TASK INPUT

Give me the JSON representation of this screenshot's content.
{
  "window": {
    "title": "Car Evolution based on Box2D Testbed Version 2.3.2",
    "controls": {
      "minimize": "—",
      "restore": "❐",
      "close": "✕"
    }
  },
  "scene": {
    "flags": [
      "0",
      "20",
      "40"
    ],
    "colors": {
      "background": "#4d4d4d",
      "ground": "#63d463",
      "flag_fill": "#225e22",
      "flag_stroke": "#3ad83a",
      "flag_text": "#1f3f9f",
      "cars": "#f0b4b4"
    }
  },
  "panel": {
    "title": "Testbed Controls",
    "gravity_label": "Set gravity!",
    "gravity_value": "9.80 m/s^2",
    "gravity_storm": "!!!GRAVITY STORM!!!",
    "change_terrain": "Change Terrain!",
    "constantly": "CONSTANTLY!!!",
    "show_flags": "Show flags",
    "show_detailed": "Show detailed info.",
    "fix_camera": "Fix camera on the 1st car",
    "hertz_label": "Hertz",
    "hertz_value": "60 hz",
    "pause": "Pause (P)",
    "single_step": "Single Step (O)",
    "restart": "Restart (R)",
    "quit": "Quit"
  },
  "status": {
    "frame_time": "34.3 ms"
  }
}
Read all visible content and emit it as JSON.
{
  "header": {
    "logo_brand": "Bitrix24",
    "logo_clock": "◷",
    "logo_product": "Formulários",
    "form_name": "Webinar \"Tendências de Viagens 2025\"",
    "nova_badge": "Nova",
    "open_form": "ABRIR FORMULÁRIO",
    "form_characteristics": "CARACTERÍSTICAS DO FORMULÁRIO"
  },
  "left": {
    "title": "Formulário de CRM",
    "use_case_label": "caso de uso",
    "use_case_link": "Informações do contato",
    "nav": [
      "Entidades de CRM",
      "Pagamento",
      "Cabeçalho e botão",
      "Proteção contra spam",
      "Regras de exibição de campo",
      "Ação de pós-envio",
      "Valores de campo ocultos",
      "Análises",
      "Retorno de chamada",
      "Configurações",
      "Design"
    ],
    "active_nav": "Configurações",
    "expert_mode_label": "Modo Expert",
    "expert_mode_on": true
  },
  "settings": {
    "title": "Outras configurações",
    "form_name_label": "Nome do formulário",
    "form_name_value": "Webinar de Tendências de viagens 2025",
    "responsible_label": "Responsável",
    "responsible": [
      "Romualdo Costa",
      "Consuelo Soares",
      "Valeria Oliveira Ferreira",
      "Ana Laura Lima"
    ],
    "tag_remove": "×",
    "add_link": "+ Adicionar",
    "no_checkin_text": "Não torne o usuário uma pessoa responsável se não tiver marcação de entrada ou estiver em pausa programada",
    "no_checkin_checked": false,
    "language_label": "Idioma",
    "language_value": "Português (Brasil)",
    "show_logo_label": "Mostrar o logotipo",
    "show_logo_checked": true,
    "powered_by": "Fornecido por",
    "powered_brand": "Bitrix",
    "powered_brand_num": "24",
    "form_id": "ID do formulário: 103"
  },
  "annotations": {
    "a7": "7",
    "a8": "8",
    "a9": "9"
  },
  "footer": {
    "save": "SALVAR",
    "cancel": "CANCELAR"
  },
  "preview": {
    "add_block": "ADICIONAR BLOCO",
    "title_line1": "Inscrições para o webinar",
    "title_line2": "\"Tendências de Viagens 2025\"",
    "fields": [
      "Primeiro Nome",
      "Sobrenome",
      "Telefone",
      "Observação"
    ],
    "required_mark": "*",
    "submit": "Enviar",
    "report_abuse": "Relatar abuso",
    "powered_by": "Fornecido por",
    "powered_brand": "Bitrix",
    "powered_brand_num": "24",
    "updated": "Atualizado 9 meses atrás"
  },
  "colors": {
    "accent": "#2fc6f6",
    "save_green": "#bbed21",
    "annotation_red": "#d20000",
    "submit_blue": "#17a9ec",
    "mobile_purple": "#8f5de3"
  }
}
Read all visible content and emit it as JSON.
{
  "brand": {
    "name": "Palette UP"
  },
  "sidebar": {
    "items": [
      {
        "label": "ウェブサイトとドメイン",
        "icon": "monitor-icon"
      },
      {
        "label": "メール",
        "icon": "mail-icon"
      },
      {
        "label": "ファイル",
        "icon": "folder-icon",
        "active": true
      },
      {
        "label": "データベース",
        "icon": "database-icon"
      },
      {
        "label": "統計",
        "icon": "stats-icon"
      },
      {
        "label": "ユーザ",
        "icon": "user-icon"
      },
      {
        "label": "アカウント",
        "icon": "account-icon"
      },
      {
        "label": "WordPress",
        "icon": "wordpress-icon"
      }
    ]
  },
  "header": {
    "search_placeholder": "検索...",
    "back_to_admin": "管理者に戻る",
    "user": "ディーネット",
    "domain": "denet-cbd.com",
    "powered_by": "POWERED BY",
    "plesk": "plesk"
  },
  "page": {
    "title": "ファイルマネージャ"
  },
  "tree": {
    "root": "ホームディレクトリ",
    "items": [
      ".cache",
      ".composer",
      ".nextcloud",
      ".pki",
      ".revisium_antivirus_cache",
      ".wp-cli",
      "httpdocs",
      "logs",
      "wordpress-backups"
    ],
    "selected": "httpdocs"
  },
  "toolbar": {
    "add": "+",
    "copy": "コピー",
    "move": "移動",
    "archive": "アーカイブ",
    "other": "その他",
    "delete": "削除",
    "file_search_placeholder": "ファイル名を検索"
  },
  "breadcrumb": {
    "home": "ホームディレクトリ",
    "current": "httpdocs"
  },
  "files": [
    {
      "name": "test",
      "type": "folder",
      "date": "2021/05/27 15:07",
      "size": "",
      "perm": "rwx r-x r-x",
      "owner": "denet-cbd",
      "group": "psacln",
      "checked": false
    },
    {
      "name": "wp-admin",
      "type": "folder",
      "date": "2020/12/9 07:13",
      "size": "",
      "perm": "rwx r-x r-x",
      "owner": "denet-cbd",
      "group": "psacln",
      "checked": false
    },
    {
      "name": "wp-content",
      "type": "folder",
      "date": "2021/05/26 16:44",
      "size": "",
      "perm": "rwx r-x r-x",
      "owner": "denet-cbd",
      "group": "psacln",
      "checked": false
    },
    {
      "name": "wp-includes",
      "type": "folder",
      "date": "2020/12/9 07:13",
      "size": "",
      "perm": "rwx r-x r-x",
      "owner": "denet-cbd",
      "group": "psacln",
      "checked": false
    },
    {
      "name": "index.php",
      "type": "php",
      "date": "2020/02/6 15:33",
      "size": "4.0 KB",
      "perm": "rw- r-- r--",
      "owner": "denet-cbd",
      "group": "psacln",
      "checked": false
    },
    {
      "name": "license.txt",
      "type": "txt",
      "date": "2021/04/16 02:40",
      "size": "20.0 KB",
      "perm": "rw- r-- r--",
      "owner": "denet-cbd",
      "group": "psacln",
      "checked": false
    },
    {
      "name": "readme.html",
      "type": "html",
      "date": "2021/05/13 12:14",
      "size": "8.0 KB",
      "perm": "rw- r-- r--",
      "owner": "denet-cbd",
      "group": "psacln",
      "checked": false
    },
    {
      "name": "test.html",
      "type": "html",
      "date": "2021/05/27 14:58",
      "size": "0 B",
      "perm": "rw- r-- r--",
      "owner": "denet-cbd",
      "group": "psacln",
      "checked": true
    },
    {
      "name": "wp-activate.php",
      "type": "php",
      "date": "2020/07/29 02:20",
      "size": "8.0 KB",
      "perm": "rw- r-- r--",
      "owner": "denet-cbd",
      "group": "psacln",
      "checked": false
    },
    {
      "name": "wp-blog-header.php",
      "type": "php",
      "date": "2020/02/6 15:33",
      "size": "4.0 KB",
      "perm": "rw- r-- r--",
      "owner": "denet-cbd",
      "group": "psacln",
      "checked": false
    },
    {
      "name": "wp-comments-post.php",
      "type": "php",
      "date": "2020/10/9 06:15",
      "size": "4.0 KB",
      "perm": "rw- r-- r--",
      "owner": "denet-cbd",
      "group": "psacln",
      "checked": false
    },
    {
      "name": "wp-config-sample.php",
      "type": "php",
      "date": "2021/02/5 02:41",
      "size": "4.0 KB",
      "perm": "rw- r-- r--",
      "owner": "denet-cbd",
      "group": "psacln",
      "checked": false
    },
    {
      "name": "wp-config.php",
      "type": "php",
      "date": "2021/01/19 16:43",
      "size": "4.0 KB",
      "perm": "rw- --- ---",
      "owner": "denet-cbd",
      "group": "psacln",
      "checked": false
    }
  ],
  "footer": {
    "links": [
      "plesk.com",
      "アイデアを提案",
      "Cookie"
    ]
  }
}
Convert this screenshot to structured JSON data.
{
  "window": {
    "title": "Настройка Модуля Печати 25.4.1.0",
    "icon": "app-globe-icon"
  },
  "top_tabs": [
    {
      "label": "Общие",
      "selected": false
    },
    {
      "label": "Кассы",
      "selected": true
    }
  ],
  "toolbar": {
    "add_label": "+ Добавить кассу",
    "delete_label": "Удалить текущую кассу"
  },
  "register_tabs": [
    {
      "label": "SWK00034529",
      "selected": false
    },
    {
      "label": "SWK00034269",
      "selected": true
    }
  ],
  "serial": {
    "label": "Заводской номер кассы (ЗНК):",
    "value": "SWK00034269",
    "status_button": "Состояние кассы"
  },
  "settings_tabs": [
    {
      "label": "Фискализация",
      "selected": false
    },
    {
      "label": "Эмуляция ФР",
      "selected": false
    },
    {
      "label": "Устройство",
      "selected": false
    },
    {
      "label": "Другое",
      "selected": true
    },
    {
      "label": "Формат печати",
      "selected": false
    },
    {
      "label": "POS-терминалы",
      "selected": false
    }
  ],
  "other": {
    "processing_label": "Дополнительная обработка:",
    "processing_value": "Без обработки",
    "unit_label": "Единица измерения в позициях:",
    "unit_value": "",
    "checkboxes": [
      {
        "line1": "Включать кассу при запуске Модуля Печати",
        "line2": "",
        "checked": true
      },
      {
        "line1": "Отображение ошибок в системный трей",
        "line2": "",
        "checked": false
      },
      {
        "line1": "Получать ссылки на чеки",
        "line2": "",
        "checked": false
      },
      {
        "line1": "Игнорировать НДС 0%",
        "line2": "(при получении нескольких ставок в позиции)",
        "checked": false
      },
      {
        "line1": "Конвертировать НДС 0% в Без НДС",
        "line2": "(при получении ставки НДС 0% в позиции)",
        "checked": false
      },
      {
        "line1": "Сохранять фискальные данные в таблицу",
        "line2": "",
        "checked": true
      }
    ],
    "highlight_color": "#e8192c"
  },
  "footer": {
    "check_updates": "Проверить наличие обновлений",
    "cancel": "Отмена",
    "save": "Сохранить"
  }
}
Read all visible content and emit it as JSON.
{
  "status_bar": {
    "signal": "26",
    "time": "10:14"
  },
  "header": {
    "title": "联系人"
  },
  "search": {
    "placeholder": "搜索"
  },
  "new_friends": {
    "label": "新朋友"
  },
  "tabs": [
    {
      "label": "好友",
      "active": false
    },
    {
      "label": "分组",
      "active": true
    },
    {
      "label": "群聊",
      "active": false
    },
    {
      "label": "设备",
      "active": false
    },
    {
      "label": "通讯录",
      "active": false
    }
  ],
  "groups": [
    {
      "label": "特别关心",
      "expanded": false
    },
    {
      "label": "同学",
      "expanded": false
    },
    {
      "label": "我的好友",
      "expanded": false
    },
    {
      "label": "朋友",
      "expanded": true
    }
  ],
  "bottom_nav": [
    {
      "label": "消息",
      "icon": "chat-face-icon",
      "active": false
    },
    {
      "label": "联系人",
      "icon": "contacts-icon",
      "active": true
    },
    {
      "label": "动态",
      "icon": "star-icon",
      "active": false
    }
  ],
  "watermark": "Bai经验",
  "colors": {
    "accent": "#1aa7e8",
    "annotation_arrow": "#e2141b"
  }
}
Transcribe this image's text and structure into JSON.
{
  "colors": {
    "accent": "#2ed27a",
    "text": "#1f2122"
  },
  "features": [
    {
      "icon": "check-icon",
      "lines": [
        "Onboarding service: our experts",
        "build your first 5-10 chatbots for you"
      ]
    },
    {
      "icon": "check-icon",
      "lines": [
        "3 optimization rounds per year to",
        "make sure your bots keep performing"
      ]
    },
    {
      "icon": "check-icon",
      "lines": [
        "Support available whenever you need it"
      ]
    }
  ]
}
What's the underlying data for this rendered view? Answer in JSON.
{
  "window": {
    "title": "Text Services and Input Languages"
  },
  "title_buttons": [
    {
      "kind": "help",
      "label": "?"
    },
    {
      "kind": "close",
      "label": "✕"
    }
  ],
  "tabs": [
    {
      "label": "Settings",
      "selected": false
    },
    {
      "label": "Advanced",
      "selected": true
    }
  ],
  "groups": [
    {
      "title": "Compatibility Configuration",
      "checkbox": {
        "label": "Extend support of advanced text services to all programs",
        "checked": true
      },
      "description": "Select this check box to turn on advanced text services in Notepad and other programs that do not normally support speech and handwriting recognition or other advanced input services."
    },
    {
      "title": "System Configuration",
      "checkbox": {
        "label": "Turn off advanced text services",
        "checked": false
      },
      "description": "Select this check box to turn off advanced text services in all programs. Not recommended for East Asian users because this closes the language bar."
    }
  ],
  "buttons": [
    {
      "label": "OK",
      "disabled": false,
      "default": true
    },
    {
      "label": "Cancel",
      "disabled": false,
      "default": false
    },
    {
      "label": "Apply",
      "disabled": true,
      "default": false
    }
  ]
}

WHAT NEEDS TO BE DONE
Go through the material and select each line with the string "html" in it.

ANSWER TO THE EXERCISE
      "name": "readme.html",
      "type": "html",
      "name": "test.html",
      "type": "html",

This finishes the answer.